More shots, more scoring chances, more opposing players in front
of the net. Life in the new NHL has been anything but pleasant, so
far, for goalies.
If those obstacles weren't enough, the league's netminders also
face the increased traffic with smaller equipment and less room in
which they can play the puck.
Well, help is on the way in the form of two-time defending
Vezina Trophy winner Martin Brodeur.
The New Jersey Devils star goaltender, who recently made it back
from an early season knee injury, was appointed this week to the
competition committee formed by the league and the players
"I am excited to be a part of the competition committee, since
it plays such an important role in the future of the NHL,'' Brodeur
said. "I look forward to representing the goalie fraternity as
part of my role.''
Brodeur and Dallas Stars goalie Marty Turco were two players
directly impacted by the rule that limits where goalies can play
the puck. No longer can they go below the goal line to get the puck
in the corners. Instead, they can only stickhandle in a trapezoidal
area behind the goal.

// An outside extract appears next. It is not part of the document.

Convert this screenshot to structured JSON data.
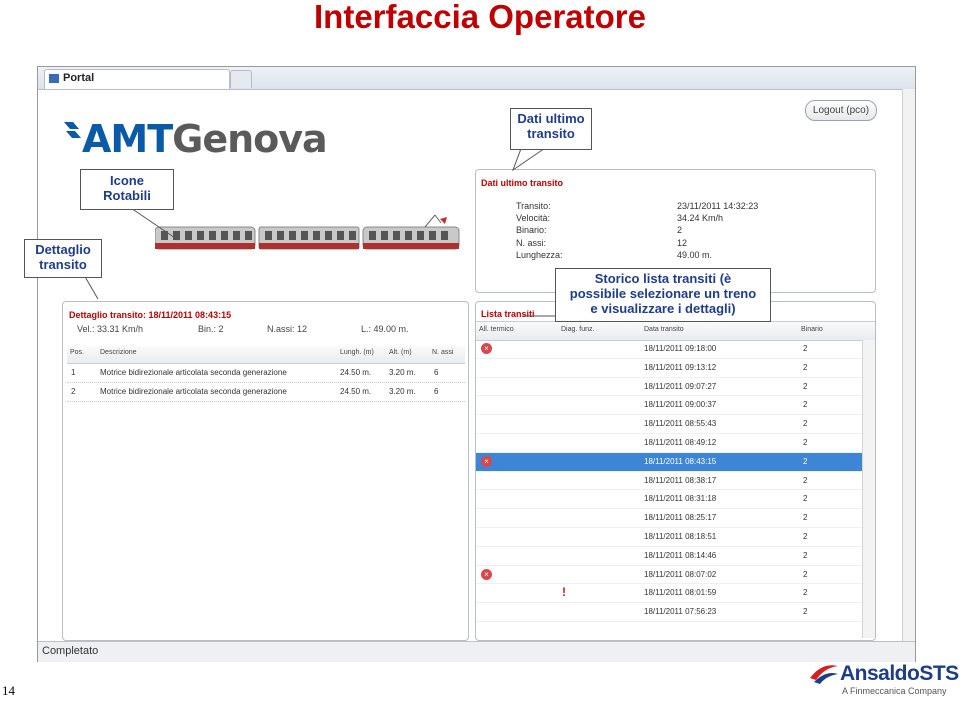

But at least from now on, goalies will have a voice in deciding
what is best for the ever-changing league.
"We were all a little nervous coming into the season with the
changes, not just one or two of them, but all of them combined,
what it possibly could do,'' Turco said. "It's just the mental
challenge after games and after weeks or months after some
seemingly bad games, there's just nights that I've actually felt
like I've played well and let in four or five goals. But you just
have to let it go.''
In addition to Brodeur, the committee includes players Rob Blake
of Colorado, Jarome Iginla of Calgary, Trevor Linden of Vancouver
and Brendan Shanahan of Detroit. The clubs are represented by
general managers Bob Gainey of Montreal, Kevin Lowe of Edmonton,
David Poile of Nashville, Don Waddell of Atlanta and owner Ed
Snider of Philadelphia.
Colin Campbell, the league's director of hockey operations,
supervises and is a nonvoting member. Mike Gartner, the NHLPA's
director of business relations, also is a nonvoting member.
The committee, established in the new collective bargaining
agreement, consists of up to 10 voting members for the purpose of
evaluating and making recommendations on matters relating to the
game -- and the way it is played -- to the NHL board of governors